So I was reading a book the other day when I came across the following (paraphrased) sentence:
“The empire line dress she wore accentuated her small waist.”
No. No, it didn’t. Because this is what empire line dresses actually look like.
And, you’ll notice, the one thing they don’t accentuate? Yup. The waist. They do wonders for the bosom though.
Now, I am by no means an expert on 19th century fashion (or any fashion, if we’re being honest) and I’m sure I make plenty of mistakes in my books when it comes to clothes. But this was an egregious error for someone writing in the regency era to make. So, thought I, let’s track those waistlines and other major fashion developments in a handy beginner’s guide using lots of pretty pictures of extant dresses and movie costumes. That way, we still won’t get it right all the time but hopefully we can avoid any major howlers. And, lo, this post was born.
I think women must have breathed a bit easier in those empire-line gowns. Their corsets wouldn’t have needed to be cinched quite so tightly. Unfortunately, by the 1820s, waists had dropped again and skirts were fuller.
By the 1830s, when Queen Victoria took the throne, the waist drop is complete, corsets are cinched tight again, and the skirts are taking on the bell-shape we associate with the Victorians.
In the 1840s, necklines became lower (note the fichu in the image on the left below, which preserved a lady’s modesty despite “plummeting” necklines) and waists narrowed to a V. See how the waistline has continued to descend?
The 1850s is when the first artificial cage crinoline was invented and, not coincidentally, the decade in which skirts got really, really wide. And you did not want to stand next to an open flame while wearing one of these:
The silhouette of the 1860s is very familiar to people because of films like Gone with the Wind. Skirts got narrower at the top, but even wider at the bottom and fuller in the back.

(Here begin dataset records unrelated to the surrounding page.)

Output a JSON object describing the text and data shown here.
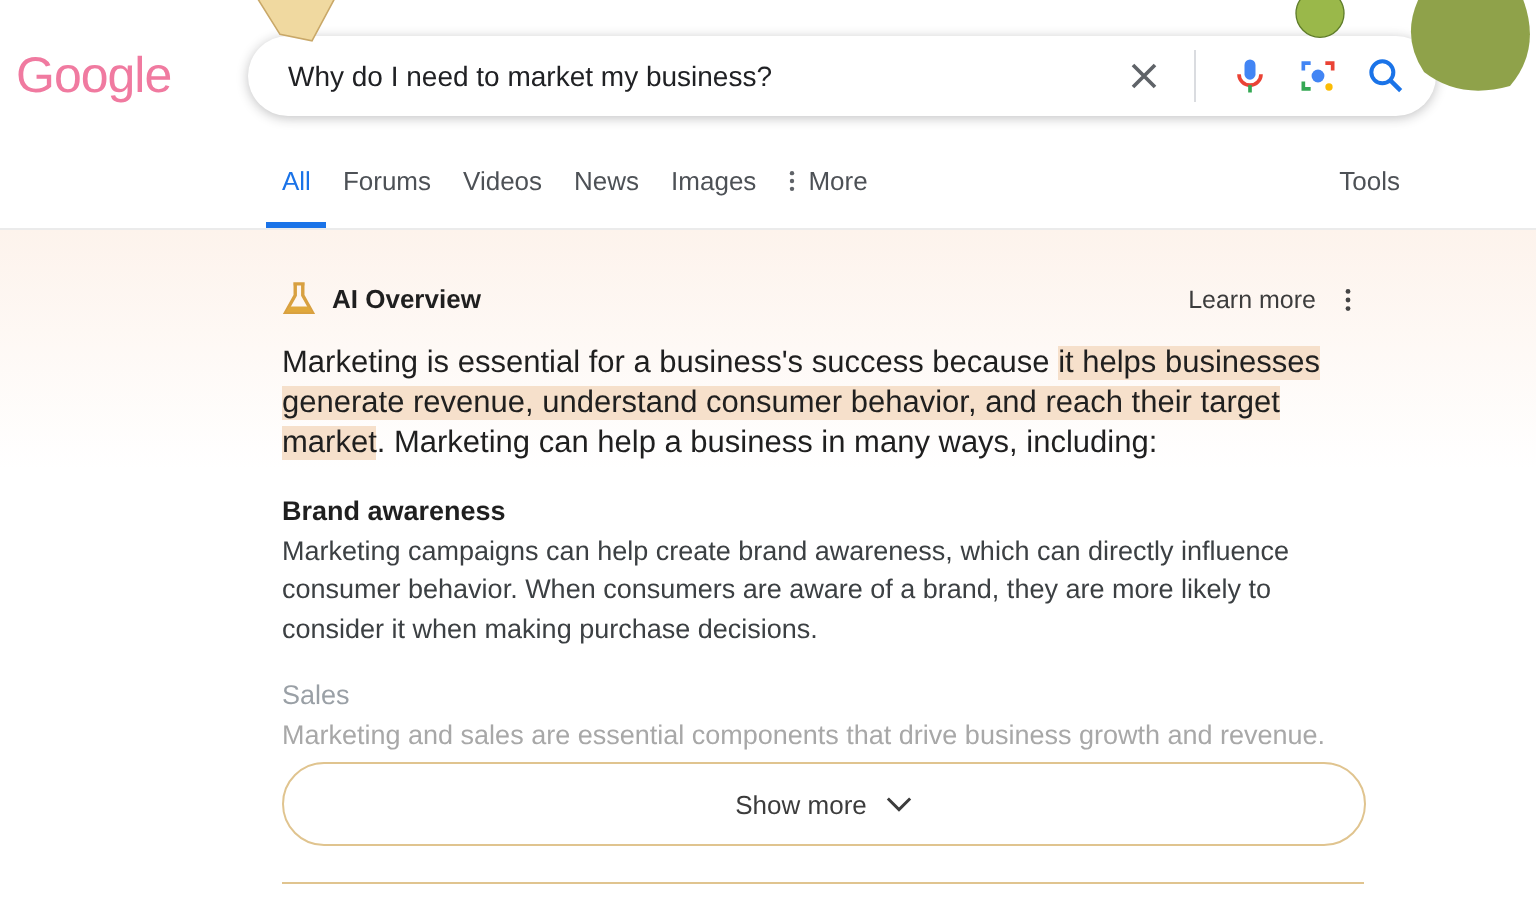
{
  "logo": {
    "text": "Google"
  },
  "search": {
    "value": "Why do I need to market my business?"
  },
  "tabs": [
    {
      "label": "All",
      "selected": true
    },
    {
      "label": "Forums",
      "selected": false
    },
    {
      "label": "Videos",
      "selected": false
    },
    {
      "label": "News",
      "selected": false
    },
    {
      "label": "Images",
      "selected": false
    },
    {
      "label": "More",
      "selected": false,
      "kind": "menu"
    }
  ],
  "tools": "Tools",
  "overview": {
    "title": "AI Overview",
    "learn_more": "Learn more",
    "summary": [
      {
        "text": "Marketing is essential for a business's success because ",
        "highlighted": false
      },
      {
        "text": "it helps businesses generate revenue, understand consumer behavior, and reach their target market",
        "highlighted": true
      },
      {
        "text": ". Marketing can help a business in many ways, including:",
        "highlighted": false
      }
    ],
    "sections": [
      {
        "heading": "Brand awareness",
        "body": "Marketing campaigns can help create brand awareness, which can directly influence consumer behavior. When consumers are aware of a brand, they are more likely to consider it when making purchase decisions.",
        "faded": false
      },
      {
        "heading": "Sales",
        "body": "Marketing and sales are essential components that drive business growth and revenue.",
        "faded": true
      }
    ],
    "show_more": "Show more"
  }
}
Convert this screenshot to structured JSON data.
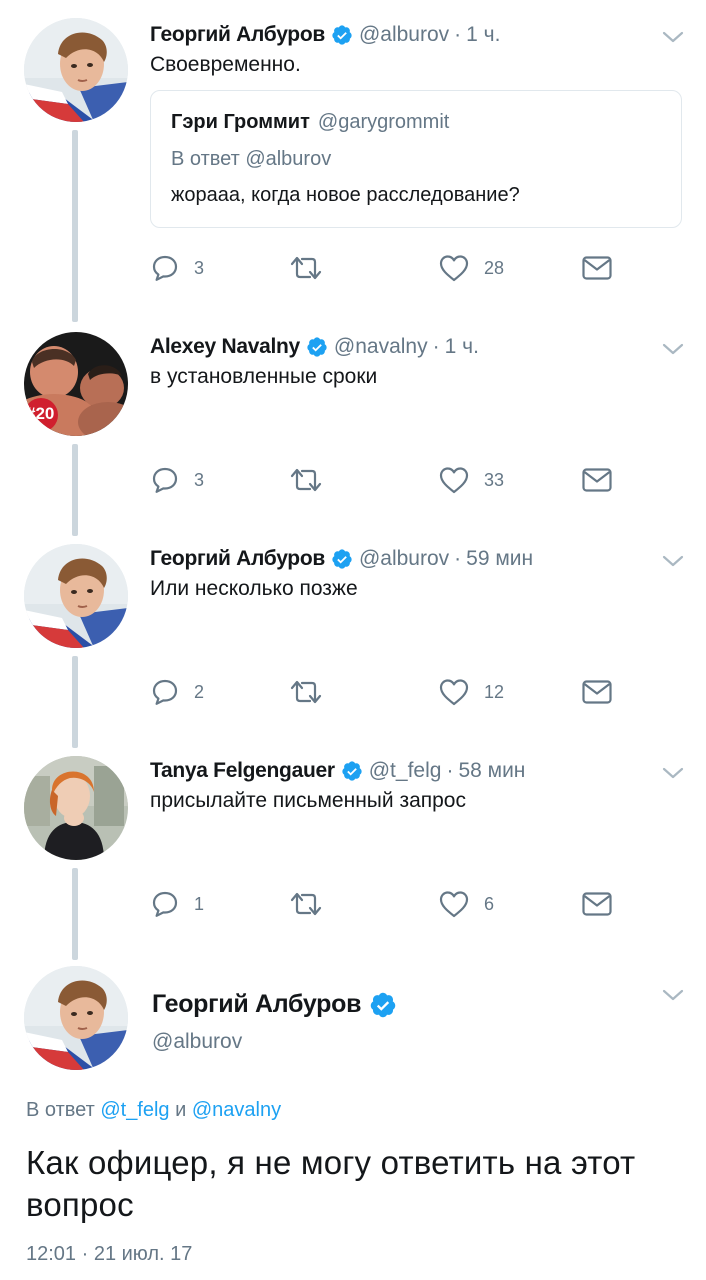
{
  "colors": {
    "accent": "#1da1f2",
    "secondary_text": "#657786",
    "thread_line": "#ccd6dd",
    "verified": "#1da1f2"
  },
  "icons": {
    "reply": "reply-icon",
    "retweet": "retweet-icon",
    "like": "heart-icon",
    "dm": "envelope-icon",
    "menu": "chevron-down-icon",
    "verified": "verified-badge-icon"
  },
  "tweets": [
    {
      "name": "Георгий Албуров",
      "handle": "@alburov",
      "dot": "·",
      "time": "1 ч.",
      "text": "Своевременно.",
      "quote": {
        "name": "Гэри Громмит",
        "handle": "@garygrommit",
        "reply_to": "В ответ @alburov",
        "text": "жорааа, когда новое расследование?"
      },
      "replies": "3",
      "retweets": "",
      "likes": "28"
    },
    {
      "name": "Alexey Navalny",
      "handle": "@navalny",
      "dot": "·",
      "time": "1 ч.",
      "text": "в установленные сроки",
      "avatar_badge": "#20",
      "replies": "3",
      "retweets": "",
      "likes": "33"
    },
    {
      "name": "Георгий Албуров",
      "handle": "@alburov",
      "dot": "·",
      "time": "59 мин",
      "text": "Или несколько позже",
      "replies": "2",
      "retweets": "",
      "likes": "12"
    },
    {
      "name": "Tanya Felgengauer",
      "handle": "@t_felg",
      "dot": "·",
      "time": "58 мин",
      "text": "присылайте письменный запрос",
      "replies": "1",
      "retweets": "",
      "likes": "6"
    }
  ],
  "main": {
    "name": "Георгий Албуров",
    "handle": "@alburov",
    "reply_prefix": "В ответ",
    "reply_user1": "@t_felg",
    "reply_and": "и",
    "reply_user2": "@navalny",
    "text": "Как офицер, я не могу ответить на этот вопрос",
    "timestamp": "12:01 · 21 июл. 17"
  }
}
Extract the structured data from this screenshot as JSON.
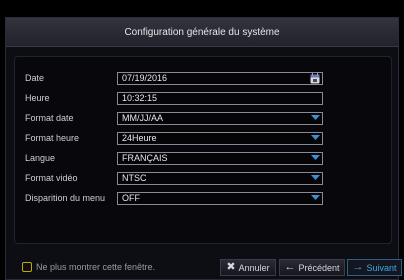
{
  "dialog": {
    "title": "Configuration générale du système"
  },
  "form": {
    "rows": [
      {
        "label": "Date",
        "value": "07/19/2016",
        "control": "calendar"
      },
      {
        "label": "Heure",
        "value": "10:32:15",
        "control": "text"
      },
      {
        "label": "Format date",
        "value": "MM/JJ/AA",
        "control": "dropdown"
      },
      {
        "label": "Format heure",
        "value": "24Heure",
        "control": "dropdown"
      },
      {
        "label": "Langue",
        "value": "FRANÇAIS",
        "control": "dropdown"
      },
      {
        "label": "Format vidéo",
        "value": "NTSC",
        "control": "dropdown"
      },
      {
        "label": "Disparition du menu",
        "value": "OFF",
        "control": "dropdown"
      }
    ]
  },
  "footer": {
    "dont_show_label": "Ne plus montrer cette fenêtre.",
    "cancel_label": "Annuler",
    "previous_label": "Précédent",
    "next_label": "Suivant"
  },
  "colors": {
    "accent": "#3aa6e8",
    "dropdown_arrow": "#3a8fd8",
    "checkbox_border": "#c9a600"
  },
  "icons": {
    "calendar": "calendar-icon",
    "dropdown": "chevron-down-icon",
    "cancel": "close-icon",
    "previous": "arrow-left-icon",
    "next": "arrow-right-icon"
  }
}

The 1870s are when the bustle era began. Skirts slowly narrowed and the backside ended up piled with fabric. The costume from The Age of Innocence below is perhaps my favorite film costume of all time.
The bustle had a resurgence in the the early 1880s and became more shelf-like. One well known caricature shows women re-imagined as snails. At the same time, the reform dress movement was catching on, which resulted in a more natural shape as with the tea gown in the middle below.
Which brings us to the 1890s when the bustle and crinoline were both abandoned completely. The waist was extra small but skirts followed the natural line of a woman’s body. It was also the decade of massive sleeves.
Now in a work of fiction, most of this doesn’t matter, first because fashion-sense varied then just as it does now, and, second, because how much detailed description of dresses do you really need to include? But if you say a gown has an empire waist, don’t also say that it accentuates the wearer’s waist because that’s… well, it annoys me and, more importantly, it might take your reader out of the story.
Mostly though, I just wanted to post pictures of pretty dresses.